**Excerpts from an interface dataset**
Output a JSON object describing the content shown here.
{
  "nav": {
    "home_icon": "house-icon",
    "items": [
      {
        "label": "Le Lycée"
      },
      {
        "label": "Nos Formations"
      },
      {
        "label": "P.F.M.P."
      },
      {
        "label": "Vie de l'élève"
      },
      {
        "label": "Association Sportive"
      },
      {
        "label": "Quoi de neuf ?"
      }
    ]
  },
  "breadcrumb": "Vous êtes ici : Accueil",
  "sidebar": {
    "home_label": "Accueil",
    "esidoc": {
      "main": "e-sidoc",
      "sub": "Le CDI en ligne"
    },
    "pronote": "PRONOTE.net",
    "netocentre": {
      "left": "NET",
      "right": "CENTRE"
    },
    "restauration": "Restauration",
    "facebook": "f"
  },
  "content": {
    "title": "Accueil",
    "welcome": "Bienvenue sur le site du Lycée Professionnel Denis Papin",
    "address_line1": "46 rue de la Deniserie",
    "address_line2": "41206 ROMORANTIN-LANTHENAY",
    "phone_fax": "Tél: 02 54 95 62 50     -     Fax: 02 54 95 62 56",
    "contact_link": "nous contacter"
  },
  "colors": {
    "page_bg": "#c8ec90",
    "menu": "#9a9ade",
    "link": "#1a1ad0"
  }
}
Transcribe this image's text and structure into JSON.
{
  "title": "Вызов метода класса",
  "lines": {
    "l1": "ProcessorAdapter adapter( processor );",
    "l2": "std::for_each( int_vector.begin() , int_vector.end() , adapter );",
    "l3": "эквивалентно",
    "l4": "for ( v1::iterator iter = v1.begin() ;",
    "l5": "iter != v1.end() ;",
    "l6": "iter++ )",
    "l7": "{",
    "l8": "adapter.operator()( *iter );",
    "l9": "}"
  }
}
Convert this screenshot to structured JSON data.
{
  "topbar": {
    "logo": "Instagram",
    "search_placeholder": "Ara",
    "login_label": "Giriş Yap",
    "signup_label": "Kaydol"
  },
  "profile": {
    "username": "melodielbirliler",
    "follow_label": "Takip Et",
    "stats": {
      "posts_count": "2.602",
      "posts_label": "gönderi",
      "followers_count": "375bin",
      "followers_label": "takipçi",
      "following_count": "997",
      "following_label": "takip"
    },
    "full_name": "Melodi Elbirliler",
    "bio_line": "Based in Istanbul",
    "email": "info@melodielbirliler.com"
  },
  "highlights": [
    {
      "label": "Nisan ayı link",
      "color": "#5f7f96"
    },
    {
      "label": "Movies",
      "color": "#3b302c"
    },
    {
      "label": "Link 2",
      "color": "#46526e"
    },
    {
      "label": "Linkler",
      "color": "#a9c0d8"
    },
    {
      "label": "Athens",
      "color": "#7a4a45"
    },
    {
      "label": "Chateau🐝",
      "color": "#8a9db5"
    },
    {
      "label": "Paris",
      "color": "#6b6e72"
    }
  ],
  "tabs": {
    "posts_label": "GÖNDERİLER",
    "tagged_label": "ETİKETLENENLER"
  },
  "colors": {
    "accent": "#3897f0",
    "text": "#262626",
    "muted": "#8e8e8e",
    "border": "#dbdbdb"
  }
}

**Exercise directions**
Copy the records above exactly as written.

**Result for this exercise**
Output a JSON object describing the content shown here.
{
  "nav": {
    "home_icon": "house-icon",
    "items": [
      {
        "label": "Le Lycée"
      },
      {
        "label": "Nos Formations"
      },
      {
        "label": "P.F.M.P."
      },
      {
        "label": "Vie de l'élève"
      },
      {
        "label": "Association Sportive"
      },
      {
        "label": "Quoi de neuf ?"
      }
    ]
  },
  "breadcrumb": "Vous êtes ici : Accueil",
  "sidebar": {
    "home_label": "Accueil",
    "esidoc": {
      "main": "e-sidoc",
      "sub": "Le CDI en ligne"
    },
    "pronote": "PRONOTE.net",
    "netocentre": {
      "left": "NET",
      "right": "CENTRE"
    },
    "restauration": "Restauration",
    "facebook": "f"
  },
  "content": {
    "title": "Accueil",
    "welcome": "Bienvenue sur le site du Lycée Professionnel Denis Papin",
    "address_line1": "46 rue de la Deniserie",
    "address_line2": "41206 ROMORANTIN-LANTHENAY",
    "phone_fax": "Tél: 02 54 95 62 50     -     Fax: 02 54 95 62 56",
    "contact_link": "nous contacter"
  },
  "colors": {
    "page_bg": "#c8ec90",
    "menu": "#9a9ade",
    "link": "#1a1ad0"
  }
}
Transcribe this image's text and structure into JSON.
{
  "title": "Вызов метода класса",
  "lines": {
    "l1": "ProcessorAdapter adapter( processor );",
    "l2": "std::for_each( int_vector.begin() , int_vector.end() , adapter );",
    "l3": "эквивалентно",
    "l4": "for ( v1::iterator iter = v1.begin() ;",
    "l5": "iter != v1.end() ;",
    "l6": "iter++ )",
    "l7": "{",
    "l8": "adapter.operator()( *iter );",
    "l9": "}"
  }
}
Convert this screenshot to structured JSON data.
{
  "topbar": {
    "logo": "Instagram",
    "search_placeholder": "Ara",
    "login_label": "Giriş Yap",
    "signup_label": "Kaydol"
  },
  "profile": {
    "username": "melodielbirliler",
    "follow_label": "Takip Et",
    "stats": {
      "posts_count": "2.602",
      "posts_label": "gönderi",
      "followers_count": "375bin",
      "followers_label": "takipçi",
      "following_count": "997",
      "following_label": "takip"
    },
    "full_name": "Melodi Elbirliler",
    "bio_line": "Based in Istanbul",
    "email": "info@melodielbirliler.com"
  },
  "highlights": [
    {
      "label": "Nisan ayı link",
      "color": "#5f7f96"
    },
    {
      "label": "Movies",
      "color": "#3b302c"
    },
    {
      "label": "Link 2",
      "color": "#46526e"
    },
    {
      "label": "Linkler",
      "color": "#a9c0d8"
    },
    {
      "label": "Athens",
      "color": "#7a4a45"
    },
    {
      "label": "Chateau🐝",
      "color": "#8a9db5"
    },
    {
      "label": "Paris",
      "color": "#6b6e72"
    }
  ],
  "tabs": {
    "posts_label": "GÖNDERİLER",
    "tagged_label": "ETİKETLENENLER"
  },
  "colors": {
    "accent": "#3897f0",
    "text": "#262626",
    "muted": "#8e8e8e",
    "border": "#dbdbdb"
  }
}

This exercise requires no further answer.